▸ The problem
Below is a listing to copy exactly; no image goes into the copy.
——
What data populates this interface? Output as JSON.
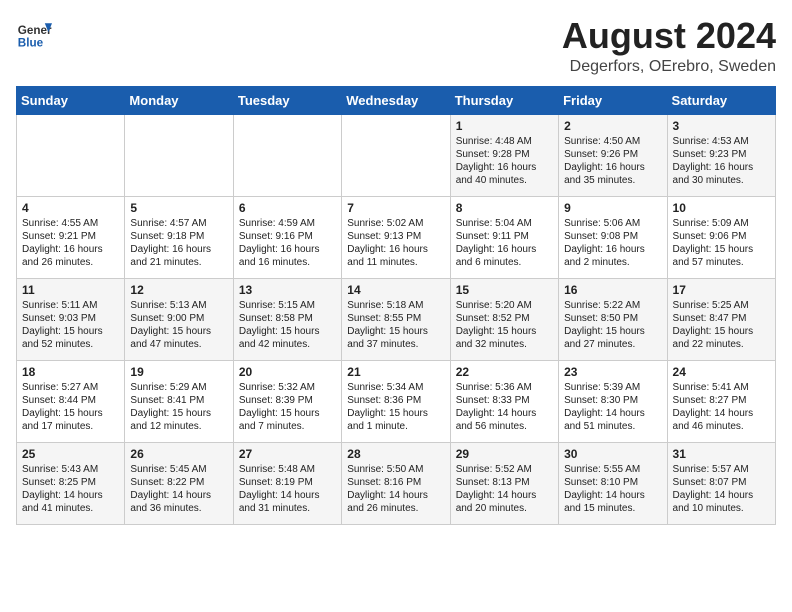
{
  "header": {
    "logo_general": "General",
    "logo_blue": "Blue",
    "month_year": "August 2024",
    "location": "Degerfors, OErebro, Sweden"
  },
  "days_of_week": [
    "Sunday",
    "Monday",
    "Tuesday",
    "Wednesday",
    "Thursday",
    "Friday",
    "Saturday"
  ],
  "weeks": [
    [
      {
        "day": "",
        "info": ""
      },
      {
        "day": "",
        "info": ""
      },
      {
        "day": "",
        "info": ""
      },
      {
        "day": "",
        "info": ""
      },
      {
        "day": "1",
        "info": "Sunrise: 4:48 AM\nSunset: 9:28 PM\nDaylight: 16 hours\nand 40 minutes."
      },
      {
        "day": "2",
        "info": "Sunrise: 4:50 AM\nSunset: 9:26 PM\nDaylight: 16 hours\nand 35 minutes."
      },
      {
        "day": "3",
        "info": "Sunrise: 4:53 AM\nSunset: 9:23 PM\nDaylight: 16 hours\nand 30 minutes."
      }
    ],
    [
      {
        "day": "4",
        "info": "Sunrise: 4:55 AM\nSunset: 9:21 PM\nDaylight: 16 hours\nand 26 minutes."
      },
      {
        "day": "5",
        "info": "Sunrise: 4:57 AM\nSunset: 9:18 PM\nDaylight: 16 hours\nand 21 minutes."
      },
      {
        "day": "6",
        "info": "Sunrise: 4:59 AM\nSunset: 9:16 PM\nDaylight: 16 hours\nand 16 minutes."
      },
      {
        "day": "7",
        "info": "Sunrise: 5:02 AM\nSunset: 9:13 PM\nDaylight: 16 hours\nand 11 minutes."
      },
      {
        "day": "8",
        "info": "Sunrise: 5:04 AM\nSunset: 9:11 PM\nDaylight: 16 hours\nand 6 minutes."
      },
      {
        "day": "9",
        "info": "Sunrise: 5:06 AM\nSunset: 9:08 PM\nDaylight: 16 hours\nand 2 minutes."
      },
      {
        "day": "10",
        "info": "Sunrise: 5:09 AM\nSunset: 9:06 PM\nDaylight: 15 hours\nand 57 minutes."
      }
    ],
    [
      {
        "day": "11",
        "info": "Sunrise: 5:11 AM\nSunset: 9:03 PM\nDaylight: 15 hours\nand 52 minutes."
      },
      {
        "day": "12",
        "info": "Sunrise: 5:13 AM\nSunset: 9:00 PM\nDaylight: 15 hours\nand 47 minutes."
      },
      {
        "day": "13",
        "info": "Sunrise: 5:15 AM\nSunset: 8:58 PM\nDaylight: 15 hours\nand 42 minutes."
      },
      {
        "day": "14",
        "info": "Sunrise: 5:18 AM\nSunset: 8:55 PM\nDaylight: 15 hours\nand 37 minutes."
      },
      {
        "day": "15",
        "info": "Sunrise: 5:20 AM\nSunset: 8:52 PM\nDaylight: 15 hours\nand 32 minutes."
      },
      {
        "day": "16",
        "info": "Sunrise: 5:22 AM\nSunset: 8:50 PM\nDaylight: 15 hours\nand 27 minutes."
      },
      {
        "day": "17",
        "info": "Sunrise: 5:25 AM\nSunset: 8:47 PM\nDaylight: 15 hours\nand 22 minutes."
      }
    ],
    [
      {
        "day": "18",
        "info": "Sunrise: 5:27 AM\nSunset: 8:44 PM\nDaylight: 15 hours\nand 17 minutes."
      },
      {
        "day": "19",
        "info": "Sunrise: 5:29 AM\nSunset: 8:41 PM\nDaylight: 15 hours\nand 12 minutes."
      },
      {
        "day": "20",
        "info": "Sunrise: 5:32 AM\nSunset: 8:39 PM\nDaylight: 15 hours\nand 7 minutes."
      },
      {
        "day": "21",
        "info": "Sunrise: 5:34 AM\nSunset: 8:36 PM\nDaylight: 15 hours\nand 1 minute."
      },
      {
        "day": "22",
        "info": "Sunrise: 5:36 AM\nSunset: 8:33 PM\nDaylight: 14 hours\nand 56 minutes."
      },
      {
        "day": "23",
        "info": "Sunrise: 5:39 AM\nSunset: 8:30 PM\nDaylight: 14 hours\nand 51 minutes."
      },
      {
        "day": "24",
        "info": "Sunrise: 5:41 AM\nSunset: 8:27 PM\nDaylight: 14 hours\nand 46 minutes."
      }
    ],
    [
      {
        "day": "25",
        "info": "Sunrise: 5:43 AM\nSunset: 8:25 PM\nDaylight: 14 hours\nand 41 minutes."
      },
      {
        "day": "26",
        "info": "Sunrise: 5:45 AM\nSunset: 8:22 PM\nDaylight: 14 hours\nand 36 minutes."
      },
      {
        "day": "27",
        "info": "Sunrise: 5:48 AM\nSunset: 8:19 PM\nDaylight: 14 hours\nand 31 minutes."
      },
      {
        "day": "28",
        "info": "Sunrise: 5:50 AM\nSunset: 8:16 PM\nDaylight: 14 hours\nand 26 minutes."
      },
      {
        "day": "29",
        "info": "Sunrise: 5:52 AM\nSunset: 8:13 PM\nDaylight: 14 hours\nand 20 minutes."
      },
      {
        "day": "30",
        "info": "Sunrise: 5:55 AM\nSunset: 8:10 PM\nDaylight: 14 hours\nand 15 minutes."
      },
      {
        "day": "31",
        "info": "Sunrise: 5:57 AM\nSunset: 8:07 PM\nDaylight: 14 hours\nand 10 minutes."
      }
    ]
  ]
}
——
▸ Expected answer
What data populates this interface? Output as JSON.
{
  "header": {
    "logo_general": "General",
    "logo_blue": "Blue",
    "month_year": "August 2024",
    "location": "Degerfors, OErebro, Sweden"
  },
  "days_of_week": [
    "Sunday",
    "Monday",
    "Tuesday",
    "Wednesday",
    "Thursday",
    "Friday",
    "Saturday"
  ],
  "weeks": [
    [
      {
        "day": "",
        "info": ""
      },
      {
        "day": "",
        "info": ""
      },
      {
        "day": "",
        "info": ""
      },
      {
        "day": "",
        "info": ""
      },
      {
        "day": "1",
        "info": "Sunrise: 4:48 AM\nSunset: 9:28 PM\nDaylight: 16 hours\nand 40 minutes."
      },
      {
        "day": "2",
        "info": "Sunrise: 4:50 AM\nSunset: 9:26 PM\nDaylight: 16 hours\nand 35 minutes."
      },
      {
        "day": "3",
        "info": "Sunrise: 4:53 AM\nSunset: 9:23 PM\nDaylight: 16 hours\nand 30 minutes."
      }
    ],
    [
      {
        "day": "4",
        "info": "Sunrise: 4:55 AM\nSunset: 9:21 PM\nDaylight: 16 hours\nand 26 minutes."
      },
      {
        "day": "5",
        "info": "Sunrise: 4:57 AM\nSunset: 9:18 PM\nDaylight: 16 hours\nand 21 minutes."
      },
      {
        "day": "6",
        "info": "Sunrise: 4:59 AM\nSunset: 9:16 PM\nDaylight: 16 hours\nand 16 minutes."
      },
      {
        "day": "7",
        "info": "Sunrise: 5:02 AM\nSunset: 9:13 PM\nDaylight: 16 hours\nand 11 minutes."
      },
      {
        "day": "8",
        "info": "Sunrise: 5:04 AM\nSunset: 9:11 PM\nDaylight: 16 hours\nand 6 minutes."
      },
      {
        "day": "9",
        "info": "Sunrise: 5:06 AM\nSunset: 9:08 PM\nDaylight: 16 hours\nand 2 minutes."
      },
      {
        "day": "10",
        "info": "Sunrise: 5:09 AM\nSunset: 9:06 PM\nDaylight: 15 hours\nand 57 minutes."
      }
    ],
    [
      {
        "day": "11",
        "info": "Sunrise: 5:11 AM\nSunset: 9:03 PM\nDaylight: 15 hours\nand 52 minutes."
      },
      {
        "day": "12",
        "info": "Sunrise: 5:13 AM\nSunset: 9:00 PM\nDaylight: 15 hours\nand 47 minutes."
      },
      {
        "day": "13",
        "info": "Sunrise: 5:15 AM\nSunset: 8:58 PM\nDaylight: 15 hours\nand 42 minutes."
      },
      {
        "day": "14",
        "info": "Sunrise: 5:18 AM\nSunset: 8:55 PM\nDaylight: 15 hours\nand 37 minutes."
      },
      {
        "day": "15",
        "info": "Sunrise: 5:20 AM\nSunset: 8:52 PM\nDaylight: 15 hours\nand 32 minutes."
      },
      {
        "day": "16",
        "info": "Sunrise: 5:22 AM\nSunset: 8:50 PM\nDaylight: 15 hours\nand 27 minutes."
      },
      {
        "day": "17",
        "info": "Sunrise: 5:25 AM\nSunset: 8:47 PM\nDaylight: 15 hours\nand 22 minutes."
      }
    ],
    [
      {
        "day": "18",
        "info": "Sunrise: 5:27 AM\nSunset: 8:44 PM\nDaylight: 15 hours\nand 17 minutes."
      },
      {
        "day": "19",
        "info": "Sunrise: 5:29 AM\nSunset: 8:41 PM\nDaylight: 15 hours\nand 12 minutes."
      },
      {
        "day": "20",
        "info": "Sunrise: 5:32 AM\nSunset: 8:39 PM\nDaylight: 15 hours\nand 7 minutes."
      },
      {
        "day": "21",
        "info": "Sunrise: 5:34 AM\nSunset: 8:36 PM\nDaylight: 15 hours\nand 1 minute."
      },
      {
        "day": "22",
        "info": "Sunrise: 5:36 AM\nSunset: 8:33 PM\nDaylight: 14 hours\nand 56 minutes."
      },
      {
        "day": "23",
        "info": "Sunrise: 5:39 AM\nSunset: 8:30 PM\nDaylight: 14 hours\nand 51 minutes."
      },
      {
        "day": "24",
        "info": "Sunrise: 5:41 AM\nSunset: 8:27 PM\nDaylight: 14 hours\nand 46 minutes."
      }
    ],
    [
      {
        "day": "25",
        "info": "Sunrise: 5:43 AM\nSunset: 8:25 PM\nDaylight: 14 hours\nand 41 minutes."
      },
      {
        "day": "26",
        "info": "Sunrise: 5:45 AM\nSunset: 8:22 PM\nDaylight: 14 hours\nand 36 minutes."
      },
      {
        "day": "27",
        "info": "Sunrise: 5:48 AM\nSunset: 8:19 PM\nDaylight: 14 hours\nand 31 minutes."
      },
      {
        "day": "28",
        "info": "Sunrise: 5:50 AM\nSunset: 8:16 PM\nDaylight: 14 hours\nand 26 minutes."
      },
      {
        "day": "29",
        "info": "Sunrise: 5:52 AM\nSunset: 8:13 PM\nDaylight: 14 hours\nand 20 minutes."
      },
      {
        "day": "30",
        "info": "Sunrise: 5:55 AM\nSunset: 8:10 PM\nDaylight: 14 hours\nand 15 minutes."
      },
      {
        "day": "31",
        "info": "Sunrise: 5:57 AM\nSunset: 8:07 PM\nDaylight: 14 hours\nand 10 minutes."
      }
    ]
  ]
}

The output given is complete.